Mancha Sentenced to 20 Years in Federal Prison for Killing His Wife
GREAT FALLS - The United States Attorney’s Office announced today that Thomas Edward Mancha, a 61-year-old resident of Browning, was sentenced to 20 years in prison, five years of supervised release, and a $100 special assessment, for the murder of his wife on New Year’s Day, 2017. U.S. District Judge Brian Morris presided over the hearing.
At an earlier hearing, Mancha pleaded guilty to second degree murder. On January l, 2017, Mancha was involved in an altercation with his wife at the Lewis and Clark Camp Disappointment Monument, which is located along the north side of U.S. Highway 2, approximately 13 miles east of Browning. A witness arrived on the scene and observed Mancha holding his wife by the hair or back of shirt collar. When the witness threatened to call 911, Mancha released his wife and she ran away from him. However, Mancha got into a Dodge pick-up truck and intentionally drove the truck directly into her as she ran, knocking her to the ground. According to the witness, Mancha turned the truck around and drove over his wife a second time. The victim died at the scene from massive internal injuries and a severed spine.
After killing his wife, Mancha fled the scene and drove to a train crossing near the small community of Blackfoot. He waited in front of an oncoming train in an apparent suicide attempt. Although he later denied that he was trying to kill himself, Mancha admitted that he was angry with his wife because she was divorcing him.
Judge Morris sentenced Mancha to 20 years in federal prison, with five years of supervised release to follow. Because there is no parole in the federal system, Mancha will likely serve all of the time imposed by the court. In the federal system, Mancha does have the opportunity to shorten the term of custody by earning credit for good behavior. However, this reduction will not exceed 15% of the overall sentence.
U.S. Attorney Kurt Alme stated, “We are pleased with the court’s sentence today, and our sympathies go out to the victim’s family and the Blackfeet tribal community for their loss. I also want to thank all of the people who helped successfully prosecute this case, including AUSA Jeff Starnes, the FBI agents and BIA law enforcement officers who worked on this case, and the victim and witness staff members from our respective offices.”
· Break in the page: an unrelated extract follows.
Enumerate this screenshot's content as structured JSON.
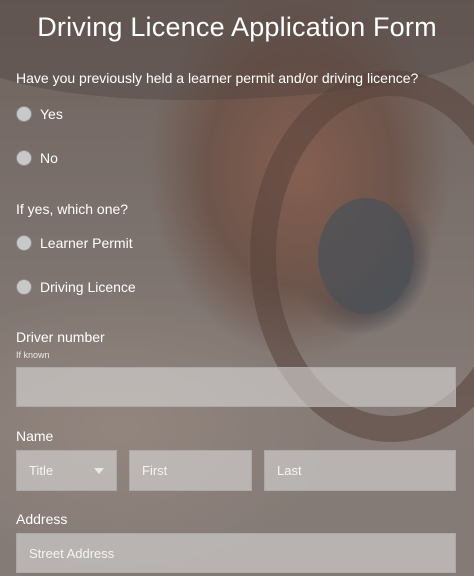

The case was investigated by the Federal Bureau of Investigation, the Glacier County Sheriff’s Office, the Blackfeet Law Enforcement Service and various other federal, state, and local agencies.